### Task prompt
For this task, every record below must be reproduced exactly.

(Website and app data records)
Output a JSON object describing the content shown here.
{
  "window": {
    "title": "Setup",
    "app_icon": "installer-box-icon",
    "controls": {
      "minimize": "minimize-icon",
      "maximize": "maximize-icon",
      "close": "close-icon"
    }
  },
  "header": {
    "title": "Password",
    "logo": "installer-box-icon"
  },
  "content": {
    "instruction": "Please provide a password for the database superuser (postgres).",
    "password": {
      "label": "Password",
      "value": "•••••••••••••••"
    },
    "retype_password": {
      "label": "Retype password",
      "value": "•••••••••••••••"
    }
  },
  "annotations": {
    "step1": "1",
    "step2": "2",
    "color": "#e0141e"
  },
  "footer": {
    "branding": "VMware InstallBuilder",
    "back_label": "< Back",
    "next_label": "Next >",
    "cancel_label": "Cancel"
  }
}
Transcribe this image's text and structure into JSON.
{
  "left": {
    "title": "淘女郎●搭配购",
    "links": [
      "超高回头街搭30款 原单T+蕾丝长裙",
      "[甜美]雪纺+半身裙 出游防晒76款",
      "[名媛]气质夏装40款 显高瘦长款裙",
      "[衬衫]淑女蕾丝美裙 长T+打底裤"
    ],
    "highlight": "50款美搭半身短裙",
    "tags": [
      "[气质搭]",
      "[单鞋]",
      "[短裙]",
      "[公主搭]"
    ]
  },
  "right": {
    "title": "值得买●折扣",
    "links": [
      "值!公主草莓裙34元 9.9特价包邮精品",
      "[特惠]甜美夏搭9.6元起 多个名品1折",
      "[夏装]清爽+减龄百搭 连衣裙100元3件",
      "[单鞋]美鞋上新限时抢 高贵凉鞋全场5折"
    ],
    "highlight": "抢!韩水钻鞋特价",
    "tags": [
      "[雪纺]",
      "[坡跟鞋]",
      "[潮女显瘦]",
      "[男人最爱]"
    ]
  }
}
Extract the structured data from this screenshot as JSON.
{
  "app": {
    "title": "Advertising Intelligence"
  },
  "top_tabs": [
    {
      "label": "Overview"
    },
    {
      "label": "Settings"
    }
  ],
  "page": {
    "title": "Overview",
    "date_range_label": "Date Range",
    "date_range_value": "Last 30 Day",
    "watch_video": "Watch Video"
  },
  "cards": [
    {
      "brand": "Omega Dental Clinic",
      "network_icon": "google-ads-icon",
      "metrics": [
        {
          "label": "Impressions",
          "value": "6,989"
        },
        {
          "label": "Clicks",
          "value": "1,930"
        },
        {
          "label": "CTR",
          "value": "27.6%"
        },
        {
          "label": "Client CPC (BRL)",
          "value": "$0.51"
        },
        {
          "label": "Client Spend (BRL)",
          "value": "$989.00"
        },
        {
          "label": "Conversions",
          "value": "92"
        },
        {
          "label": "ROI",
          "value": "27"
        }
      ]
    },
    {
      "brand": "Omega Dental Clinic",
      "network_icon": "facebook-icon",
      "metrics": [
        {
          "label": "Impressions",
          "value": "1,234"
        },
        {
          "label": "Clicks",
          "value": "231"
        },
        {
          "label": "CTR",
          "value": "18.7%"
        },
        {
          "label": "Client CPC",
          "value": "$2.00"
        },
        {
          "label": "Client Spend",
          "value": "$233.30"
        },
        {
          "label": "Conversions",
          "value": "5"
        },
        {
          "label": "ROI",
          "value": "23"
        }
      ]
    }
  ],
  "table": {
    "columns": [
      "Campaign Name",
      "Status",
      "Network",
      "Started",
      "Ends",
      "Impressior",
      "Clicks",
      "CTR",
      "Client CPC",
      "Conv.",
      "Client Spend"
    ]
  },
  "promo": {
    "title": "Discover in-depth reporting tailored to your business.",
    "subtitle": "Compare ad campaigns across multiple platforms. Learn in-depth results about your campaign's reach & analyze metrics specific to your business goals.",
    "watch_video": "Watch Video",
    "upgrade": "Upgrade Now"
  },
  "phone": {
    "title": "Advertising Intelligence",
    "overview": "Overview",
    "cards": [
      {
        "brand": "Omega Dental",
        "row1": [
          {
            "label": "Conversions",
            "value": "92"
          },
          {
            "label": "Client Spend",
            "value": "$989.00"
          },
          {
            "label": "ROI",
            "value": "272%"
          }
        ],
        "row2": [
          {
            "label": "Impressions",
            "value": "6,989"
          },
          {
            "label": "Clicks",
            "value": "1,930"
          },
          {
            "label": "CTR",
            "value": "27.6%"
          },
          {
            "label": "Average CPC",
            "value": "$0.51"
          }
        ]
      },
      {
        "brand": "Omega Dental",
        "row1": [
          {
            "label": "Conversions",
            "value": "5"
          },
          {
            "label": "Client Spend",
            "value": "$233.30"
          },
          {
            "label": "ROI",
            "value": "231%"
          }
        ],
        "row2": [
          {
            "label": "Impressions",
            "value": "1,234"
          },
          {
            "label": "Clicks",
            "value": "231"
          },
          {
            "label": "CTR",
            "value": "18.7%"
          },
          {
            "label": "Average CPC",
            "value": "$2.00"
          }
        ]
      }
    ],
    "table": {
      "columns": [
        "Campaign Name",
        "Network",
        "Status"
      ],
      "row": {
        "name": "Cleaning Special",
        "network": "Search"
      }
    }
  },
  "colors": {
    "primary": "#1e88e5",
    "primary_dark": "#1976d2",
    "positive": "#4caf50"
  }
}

### Reply to the task
Output a JSON object describing the content shown here.
{
  "window": {
    "title": "Setup",
    "app_icon": "installer-box-icon",
    "controls": {
      "minimize": "minimize-icon",
      "maximize": "maximize-icon",
      "close": "close-icon"
    }
  },
  "header": {
    "title": "Password",
    "logo": "installer-box-icon"
  },
  "content": {
    "instruction": "Please provide a password for the database superuser (postgres).",
    "password": {
      "label": "Password",
      "value": "•••••••••••••••"
    },
    "retype_password": {
      "label": "Retype password",
      "value": "•••••••••••••••"
    }
  },
  "annotations": {
    "step1": "1",
    "step2": "2",
    "color": "#e0141e"
  },
  "footer": {
    "branding": "VMware InstallBuilder",
    "back_label": "< Back",
    "next_label": "Next >",
    "cancel_label": "Cancel"
  }
}
Transcribe this image's text and structure into JSON.
{
  "left": {
    "title": "淘女郎●搭配购",
    "links": [
      "超高回头街搭30款 原单T+蕾丝长裙",
      "[甜美]雪纺+半身裙 出游防晒76款",
      "[名媛]气质夏装40款 显高瘦长款裙",
      "[衬衫]淑女蕾丝美裙 长T+打底裤"
    ],
    "highlight": "50款美搭半身短裙",
    "tags": [
      "[气质搭]",
      "[单鞋]",
      "[短裙]",
      "[公主搭]"
    ]
  },
  "right": {
    "title": "值得买●折扣",
    "links": [
      "值!公主草莓裙34元 9.9特价包邮精品",
      "[特惠]甜美夏搭9.6元起 多个名品1折",
      "[夏装]清爽+减龄百搭 连衣裙100元3件",
      "[单鞋]美鞋上新限时抢 高贵凉鞋全场5折"
    ],
    "highlight": "抢!韩水钻鞋特价",
    "tags": [
      "[雪纺]",
      "[坡跟鞋]",
      "[潮女显瘦]",
      "[男人最爱]"
    ]
  }
}
Extract the structured data from this screenshot as JSON.
{
  "app": {
    "title": "Advertising Intelligence"
  },
  "top_tabs": [
    {
      "label": "Overview"
    },
    {
      "label": "Settings"
    }
  ],
  "page": {
    "title": "Overview",
    "date_range_label": "Date Range",
    "date_range_value": "Last 30 Day",
    "watch_video": "Watch Video"
  },
  "cards": [
    {
      "brand": "Omega Dental Clinic",
      "network_icon": "google-ads-icon",
      "metrics": [
        {
          "label": "Impressions",
          "value": "6,989"
        },
        {
          "label": "Clicks",
          "value": "1,930"
        },
        {
          "label": "CTR",
          "value": "27.6%"
        },
        {
          "label": "Client CPC (BRL)",
          "value": "$0.51"
        },
        {
          "label": "Client Spend (BRL)",
          "value": "$989.00"
        },
        {
          "label": "Conversions",
          "value": "92"
        },
        {
          "label": "ROI",
          "value": "27"
        }
      ]
    },
    {
      "brand": "Omega Dental Clinic",
      "network_icon": "facebook-icon",
      "metrics": [
        {
          "label": "Impressions",
          "value": "1,234"
        },
        {
          "label": "Clicks",
          "value": "231"
        },
        {
          "label": "CTR",
          "value": "18.7%"
        },
        {
          "label": "Client CPC",
          "value": "$2.00"
        },
        {
          "label": "Client Spend",
          "value": "$233.30"
        },
        {
          "label": "Conversions",
          "value": "5"
        },
        {
          "label": "ROI",
          "value": "23"
        }
      ]
    }
  ],
  "table": {
    "columns": [
      "Campaign Name",
      "Status",
      "Network",
      "Started",
      "Ends",
      "Impressior",
      "Clicks",
      "CTR",
      "Client CPC",
      "Conv.",
      "Client Spend"
    ]
  },
  "promo": {
    "title": "Discover in-depth reporting tailored to your business.",
    "subtitle": "Compare ad campaigns across multiple platforms. Learn in-depth results about your campaign's reach & analyze metrics specific to your business goals.",
    "watch_video": "Watch Video",
    "upgrade": "Upgrade Now"
  },
  "phone": {
    "title": "Advertising Intelligence",
    "overview": "Overview",
    "cards": [
      {
        "brand": "Omega Dental",
        "row1": [
          {
            "label": "Conversions",
            "value": "92"
          },
          {
            "label": "Client Spend",
            "value": "$989.00"
          },
          {
            "label": "ROI",
            "value": "272%"
          }
        ],
        "row2": [
          {
            "label": "Impressions",
            "value": "6,989"
          },
          {
            "label": "Clicks",
            "value": "1,930"
          },
          {
            "label": "CTR",
            "value": "27.6%"
          },
          {
            "label": "Average CPC",
            "value": "$0.51"
          }
        ]
      },
      {
        "brand": "Omega Dental",
        "row1": [
          {
            "label": "Conversions",
            "value": "5"
          },
          {
            "label": "Client Spend",
            "value": "$233.30"
          },
          {
            "label": "ROI",
            "value": "231%"
          }
        ],
        "row2": [
          {
            "label": "Impressions",
            "value": "1,234"
          },
          {
            "label": "Clicks",
            "value": "231"
          },
          {
            "label": "CTR",
            "value": "18.7%"
          },
          {
            "label": "Average CPC",
            "value": "$2.00"
          }
        ]
      }
    ],
    "table": {
      "columns": [
        "Campaign Name",
        "Network",
        "Status"
      ],
      "row": {
        "name": "Cleaning Special",
        "network": "Search"
      }
    }
  },
  "colors": {
    "primary": "#1e88e5",
    "primary_dark": "#1976d2",
    "positive": "#4caf50"
  }
}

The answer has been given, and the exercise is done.